In the process of retrofitting a local 1899 townhouse to accommodate three residential units, Brooklyn-based Overlay Office discovered evidence of past renovations. Such stories are common in the borough’s South Slope neighborhood, where century-old rowhouses often contain layered histories of inhabitation and alteration. But while developer-led efforts to add high-end units to a fast-changing market typically see existing structures demolished or crammed with a single repeating plan, Overlay Office opted for a more idiosyncratic approach.
As the designer and developer of the so-called Offset House, Abigail Coover’s young firm elected to design each of the three condo apartments with a distinct plan.
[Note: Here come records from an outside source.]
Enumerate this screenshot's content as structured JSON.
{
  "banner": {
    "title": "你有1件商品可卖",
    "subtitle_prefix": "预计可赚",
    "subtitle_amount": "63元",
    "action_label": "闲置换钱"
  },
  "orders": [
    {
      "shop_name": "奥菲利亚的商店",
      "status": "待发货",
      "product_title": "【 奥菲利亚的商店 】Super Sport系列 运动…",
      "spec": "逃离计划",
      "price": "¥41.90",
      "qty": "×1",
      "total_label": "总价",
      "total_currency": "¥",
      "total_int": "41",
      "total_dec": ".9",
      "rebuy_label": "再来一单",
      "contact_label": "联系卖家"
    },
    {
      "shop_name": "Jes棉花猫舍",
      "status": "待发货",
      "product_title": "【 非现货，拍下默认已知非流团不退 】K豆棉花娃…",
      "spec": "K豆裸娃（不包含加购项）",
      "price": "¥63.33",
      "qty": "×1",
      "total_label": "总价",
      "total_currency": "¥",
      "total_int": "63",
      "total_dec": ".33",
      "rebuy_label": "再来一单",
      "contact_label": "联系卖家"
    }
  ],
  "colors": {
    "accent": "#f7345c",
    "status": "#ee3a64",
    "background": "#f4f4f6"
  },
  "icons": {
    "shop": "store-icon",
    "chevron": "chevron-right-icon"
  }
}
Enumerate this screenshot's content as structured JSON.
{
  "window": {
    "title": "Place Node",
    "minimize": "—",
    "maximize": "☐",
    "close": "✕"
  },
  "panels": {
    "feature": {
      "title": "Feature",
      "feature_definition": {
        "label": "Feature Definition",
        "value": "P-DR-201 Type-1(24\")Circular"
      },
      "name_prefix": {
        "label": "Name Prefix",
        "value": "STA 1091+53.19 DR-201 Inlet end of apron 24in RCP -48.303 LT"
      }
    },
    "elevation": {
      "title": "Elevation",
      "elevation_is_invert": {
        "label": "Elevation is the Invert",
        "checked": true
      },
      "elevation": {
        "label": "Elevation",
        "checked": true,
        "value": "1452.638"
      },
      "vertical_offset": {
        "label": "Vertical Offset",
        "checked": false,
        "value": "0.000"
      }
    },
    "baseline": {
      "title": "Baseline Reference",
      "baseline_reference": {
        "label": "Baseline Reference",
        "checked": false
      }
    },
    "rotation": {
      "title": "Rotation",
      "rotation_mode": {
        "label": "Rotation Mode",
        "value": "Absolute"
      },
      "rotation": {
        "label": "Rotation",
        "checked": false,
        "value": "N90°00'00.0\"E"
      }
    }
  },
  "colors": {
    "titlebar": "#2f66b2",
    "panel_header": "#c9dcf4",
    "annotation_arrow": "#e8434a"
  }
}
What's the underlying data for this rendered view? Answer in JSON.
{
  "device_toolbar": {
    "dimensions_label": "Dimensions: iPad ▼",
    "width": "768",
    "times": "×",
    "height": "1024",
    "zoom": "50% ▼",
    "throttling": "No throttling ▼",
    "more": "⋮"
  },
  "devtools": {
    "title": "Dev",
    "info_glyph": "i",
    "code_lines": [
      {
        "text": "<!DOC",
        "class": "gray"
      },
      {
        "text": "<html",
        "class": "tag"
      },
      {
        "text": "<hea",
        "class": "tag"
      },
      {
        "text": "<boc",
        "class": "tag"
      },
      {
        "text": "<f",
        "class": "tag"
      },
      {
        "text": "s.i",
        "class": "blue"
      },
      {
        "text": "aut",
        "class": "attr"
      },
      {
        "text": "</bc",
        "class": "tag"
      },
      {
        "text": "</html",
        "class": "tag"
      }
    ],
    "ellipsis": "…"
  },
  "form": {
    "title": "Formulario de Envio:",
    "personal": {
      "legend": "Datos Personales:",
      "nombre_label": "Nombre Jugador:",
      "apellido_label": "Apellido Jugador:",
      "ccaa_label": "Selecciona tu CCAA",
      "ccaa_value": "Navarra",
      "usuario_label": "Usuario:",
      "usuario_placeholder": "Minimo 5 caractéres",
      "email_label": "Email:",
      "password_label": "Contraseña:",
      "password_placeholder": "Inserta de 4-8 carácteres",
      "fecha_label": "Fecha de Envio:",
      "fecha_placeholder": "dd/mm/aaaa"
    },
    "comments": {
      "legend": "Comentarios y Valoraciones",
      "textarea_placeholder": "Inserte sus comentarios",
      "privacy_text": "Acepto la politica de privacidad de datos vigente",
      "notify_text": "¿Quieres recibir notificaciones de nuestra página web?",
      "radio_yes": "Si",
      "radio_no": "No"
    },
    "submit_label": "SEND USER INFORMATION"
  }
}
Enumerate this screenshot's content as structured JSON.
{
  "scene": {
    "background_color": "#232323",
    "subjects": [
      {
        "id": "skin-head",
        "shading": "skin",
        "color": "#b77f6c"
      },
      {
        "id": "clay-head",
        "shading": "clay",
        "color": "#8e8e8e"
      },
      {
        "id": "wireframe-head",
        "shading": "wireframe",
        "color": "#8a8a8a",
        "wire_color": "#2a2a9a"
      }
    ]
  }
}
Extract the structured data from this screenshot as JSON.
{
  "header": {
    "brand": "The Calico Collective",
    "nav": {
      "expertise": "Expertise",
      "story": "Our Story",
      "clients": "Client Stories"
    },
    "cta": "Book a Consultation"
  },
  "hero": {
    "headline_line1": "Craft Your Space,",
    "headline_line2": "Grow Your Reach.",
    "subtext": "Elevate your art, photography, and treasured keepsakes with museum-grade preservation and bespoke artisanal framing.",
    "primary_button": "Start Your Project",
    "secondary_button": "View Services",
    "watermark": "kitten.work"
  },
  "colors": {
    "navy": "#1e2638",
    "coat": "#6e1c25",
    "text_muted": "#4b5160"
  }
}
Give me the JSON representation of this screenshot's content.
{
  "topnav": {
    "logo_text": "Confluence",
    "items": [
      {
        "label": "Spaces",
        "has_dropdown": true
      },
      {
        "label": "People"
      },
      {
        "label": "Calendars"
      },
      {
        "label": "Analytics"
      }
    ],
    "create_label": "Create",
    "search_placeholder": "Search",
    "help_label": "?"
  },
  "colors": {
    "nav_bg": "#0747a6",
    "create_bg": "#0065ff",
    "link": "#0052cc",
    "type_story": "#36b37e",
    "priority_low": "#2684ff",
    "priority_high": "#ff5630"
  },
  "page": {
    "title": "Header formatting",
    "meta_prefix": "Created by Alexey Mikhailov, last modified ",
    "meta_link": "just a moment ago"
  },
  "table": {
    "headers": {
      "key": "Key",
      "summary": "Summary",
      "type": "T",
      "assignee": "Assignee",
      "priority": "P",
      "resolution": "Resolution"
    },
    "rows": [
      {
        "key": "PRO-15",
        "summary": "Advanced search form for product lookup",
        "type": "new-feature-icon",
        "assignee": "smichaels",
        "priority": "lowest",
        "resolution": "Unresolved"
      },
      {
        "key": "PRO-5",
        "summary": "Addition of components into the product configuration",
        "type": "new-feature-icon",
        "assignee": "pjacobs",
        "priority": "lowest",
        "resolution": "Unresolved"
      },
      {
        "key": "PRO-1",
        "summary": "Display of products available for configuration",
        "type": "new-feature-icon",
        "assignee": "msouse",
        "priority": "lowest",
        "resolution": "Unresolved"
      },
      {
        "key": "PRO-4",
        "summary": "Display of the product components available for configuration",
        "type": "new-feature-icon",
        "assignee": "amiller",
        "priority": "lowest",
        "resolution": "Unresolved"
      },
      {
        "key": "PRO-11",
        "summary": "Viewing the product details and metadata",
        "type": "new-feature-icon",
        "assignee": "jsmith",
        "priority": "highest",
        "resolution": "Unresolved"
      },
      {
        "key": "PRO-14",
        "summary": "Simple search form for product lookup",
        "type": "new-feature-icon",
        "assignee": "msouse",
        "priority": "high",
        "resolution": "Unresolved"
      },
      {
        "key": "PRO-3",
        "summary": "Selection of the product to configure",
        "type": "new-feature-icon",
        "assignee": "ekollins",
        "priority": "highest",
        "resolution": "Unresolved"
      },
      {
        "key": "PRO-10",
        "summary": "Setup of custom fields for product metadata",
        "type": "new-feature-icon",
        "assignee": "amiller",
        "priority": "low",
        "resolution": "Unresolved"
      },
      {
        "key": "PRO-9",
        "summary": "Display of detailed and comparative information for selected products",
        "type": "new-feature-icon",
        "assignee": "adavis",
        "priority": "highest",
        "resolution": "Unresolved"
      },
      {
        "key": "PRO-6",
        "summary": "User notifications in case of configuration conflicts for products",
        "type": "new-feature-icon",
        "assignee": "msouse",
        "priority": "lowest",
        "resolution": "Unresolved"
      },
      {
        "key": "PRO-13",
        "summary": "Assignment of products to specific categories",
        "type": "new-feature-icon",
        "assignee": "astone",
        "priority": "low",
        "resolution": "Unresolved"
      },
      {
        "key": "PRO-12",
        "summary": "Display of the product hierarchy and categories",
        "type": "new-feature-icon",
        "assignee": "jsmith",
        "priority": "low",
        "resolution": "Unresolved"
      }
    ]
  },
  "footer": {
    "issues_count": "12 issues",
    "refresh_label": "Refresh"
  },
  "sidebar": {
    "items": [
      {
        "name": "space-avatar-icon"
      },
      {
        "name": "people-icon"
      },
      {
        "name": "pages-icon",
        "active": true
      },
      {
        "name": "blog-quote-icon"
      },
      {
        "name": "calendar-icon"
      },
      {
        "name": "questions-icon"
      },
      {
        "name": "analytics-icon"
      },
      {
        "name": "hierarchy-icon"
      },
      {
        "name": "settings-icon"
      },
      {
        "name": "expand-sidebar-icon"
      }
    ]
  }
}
In the first-floor unit, which also occupies the building’s finished basement, two bedrooms were nestled towards the back of the building, where a deck extends over the garden.
The cellar contains additional storage, a powder room, and a large living space with direct access to the backyard. The second-floor unit positions the bedrooms at the front of the rowhouse, pushing the common areas towards another deck at the rear. The third floor presents a more open version of the second unit, with another back patio and a stair leading up to an accessible roof deck.